= ASSIGNMENT =
Below are lines of data. Give the number of them that contain the string "Eixample", and nothing else.
::: RECORDS TO PROCESS :::
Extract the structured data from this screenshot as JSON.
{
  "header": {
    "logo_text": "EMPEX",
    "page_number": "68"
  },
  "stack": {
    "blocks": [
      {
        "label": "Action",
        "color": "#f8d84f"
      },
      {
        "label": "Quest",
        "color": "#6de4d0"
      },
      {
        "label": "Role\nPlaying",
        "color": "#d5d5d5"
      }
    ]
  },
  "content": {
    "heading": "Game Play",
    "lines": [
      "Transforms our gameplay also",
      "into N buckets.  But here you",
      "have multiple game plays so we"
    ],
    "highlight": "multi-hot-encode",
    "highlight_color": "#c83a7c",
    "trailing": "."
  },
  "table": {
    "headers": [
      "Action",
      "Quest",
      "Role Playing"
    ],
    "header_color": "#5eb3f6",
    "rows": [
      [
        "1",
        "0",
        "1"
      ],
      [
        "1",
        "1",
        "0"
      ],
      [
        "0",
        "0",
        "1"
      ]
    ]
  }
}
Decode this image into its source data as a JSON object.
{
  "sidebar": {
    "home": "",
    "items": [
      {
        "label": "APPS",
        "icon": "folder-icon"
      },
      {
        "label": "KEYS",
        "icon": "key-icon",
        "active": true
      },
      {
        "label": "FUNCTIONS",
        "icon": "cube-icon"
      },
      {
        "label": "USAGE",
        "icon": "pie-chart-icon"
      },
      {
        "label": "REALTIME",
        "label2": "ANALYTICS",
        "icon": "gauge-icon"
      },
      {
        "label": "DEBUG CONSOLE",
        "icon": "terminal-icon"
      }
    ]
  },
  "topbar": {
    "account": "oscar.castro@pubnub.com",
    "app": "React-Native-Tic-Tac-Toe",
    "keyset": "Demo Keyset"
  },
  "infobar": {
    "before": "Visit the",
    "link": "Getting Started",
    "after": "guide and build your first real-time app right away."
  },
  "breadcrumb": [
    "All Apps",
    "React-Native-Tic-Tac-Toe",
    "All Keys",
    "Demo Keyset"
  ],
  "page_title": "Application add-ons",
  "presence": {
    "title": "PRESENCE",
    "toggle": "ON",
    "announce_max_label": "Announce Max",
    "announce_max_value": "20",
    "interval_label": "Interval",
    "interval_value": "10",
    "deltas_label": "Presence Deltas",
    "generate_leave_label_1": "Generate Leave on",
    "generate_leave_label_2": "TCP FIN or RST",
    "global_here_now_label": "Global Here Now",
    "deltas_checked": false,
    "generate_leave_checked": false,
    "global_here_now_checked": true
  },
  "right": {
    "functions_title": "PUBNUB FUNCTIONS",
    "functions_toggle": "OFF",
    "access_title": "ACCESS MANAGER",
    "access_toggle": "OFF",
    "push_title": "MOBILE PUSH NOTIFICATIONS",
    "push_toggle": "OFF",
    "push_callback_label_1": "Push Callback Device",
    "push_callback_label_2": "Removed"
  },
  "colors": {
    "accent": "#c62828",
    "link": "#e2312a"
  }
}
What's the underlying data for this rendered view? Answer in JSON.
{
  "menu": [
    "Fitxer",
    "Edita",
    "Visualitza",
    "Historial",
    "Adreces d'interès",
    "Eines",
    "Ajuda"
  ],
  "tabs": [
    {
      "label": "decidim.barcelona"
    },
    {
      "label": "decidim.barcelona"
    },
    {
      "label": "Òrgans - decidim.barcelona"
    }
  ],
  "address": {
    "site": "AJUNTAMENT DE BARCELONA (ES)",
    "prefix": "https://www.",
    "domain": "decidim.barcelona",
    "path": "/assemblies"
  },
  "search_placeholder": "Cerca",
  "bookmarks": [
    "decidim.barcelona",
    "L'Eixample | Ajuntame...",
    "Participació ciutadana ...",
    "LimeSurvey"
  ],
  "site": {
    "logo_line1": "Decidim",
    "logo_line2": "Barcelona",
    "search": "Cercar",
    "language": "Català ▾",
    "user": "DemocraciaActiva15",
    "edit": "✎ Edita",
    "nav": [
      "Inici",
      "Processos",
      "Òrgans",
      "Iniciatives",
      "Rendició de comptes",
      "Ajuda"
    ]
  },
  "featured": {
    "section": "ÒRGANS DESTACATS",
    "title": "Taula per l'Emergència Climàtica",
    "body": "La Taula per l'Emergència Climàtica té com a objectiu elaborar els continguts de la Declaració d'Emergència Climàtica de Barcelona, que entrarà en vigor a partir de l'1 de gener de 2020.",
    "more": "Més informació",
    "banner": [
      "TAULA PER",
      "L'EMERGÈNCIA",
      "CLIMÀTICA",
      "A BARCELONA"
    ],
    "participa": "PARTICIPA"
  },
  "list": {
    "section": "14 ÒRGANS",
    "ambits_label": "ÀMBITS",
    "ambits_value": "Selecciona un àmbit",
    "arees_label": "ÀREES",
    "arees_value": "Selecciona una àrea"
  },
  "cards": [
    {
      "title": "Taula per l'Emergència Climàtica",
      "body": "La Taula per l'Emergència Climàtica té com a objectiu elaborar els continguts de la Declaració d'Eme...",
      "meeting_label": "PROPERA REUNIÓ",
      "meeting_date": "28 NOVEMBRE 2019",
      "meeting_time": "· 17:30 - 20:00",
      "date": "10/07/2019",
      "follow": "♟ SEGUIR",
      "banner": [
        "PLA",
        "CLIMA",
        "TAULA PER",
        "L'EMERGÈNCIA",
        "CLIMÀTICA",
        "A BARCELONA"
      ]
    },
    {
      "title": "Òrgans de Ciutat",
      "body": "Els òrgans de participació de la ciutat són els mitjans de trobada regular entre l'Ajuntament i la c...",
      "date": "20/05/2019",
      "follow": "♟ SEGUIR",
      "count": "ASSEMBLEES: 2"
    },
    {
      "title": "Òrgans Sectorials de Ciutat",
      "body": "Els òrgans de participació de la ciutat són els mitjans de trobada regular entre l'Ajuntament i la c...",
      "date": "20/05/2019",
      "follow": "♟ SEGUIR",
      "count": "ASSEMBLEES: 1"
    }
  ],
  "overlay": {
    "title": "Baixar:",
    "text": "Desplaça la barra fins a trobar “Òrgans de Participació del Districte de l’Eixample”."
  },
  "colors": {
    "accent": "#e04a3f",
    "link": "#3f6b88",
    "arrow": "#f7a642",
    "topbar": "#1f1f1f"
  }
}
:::
= PROBLEM SOLUTION =
2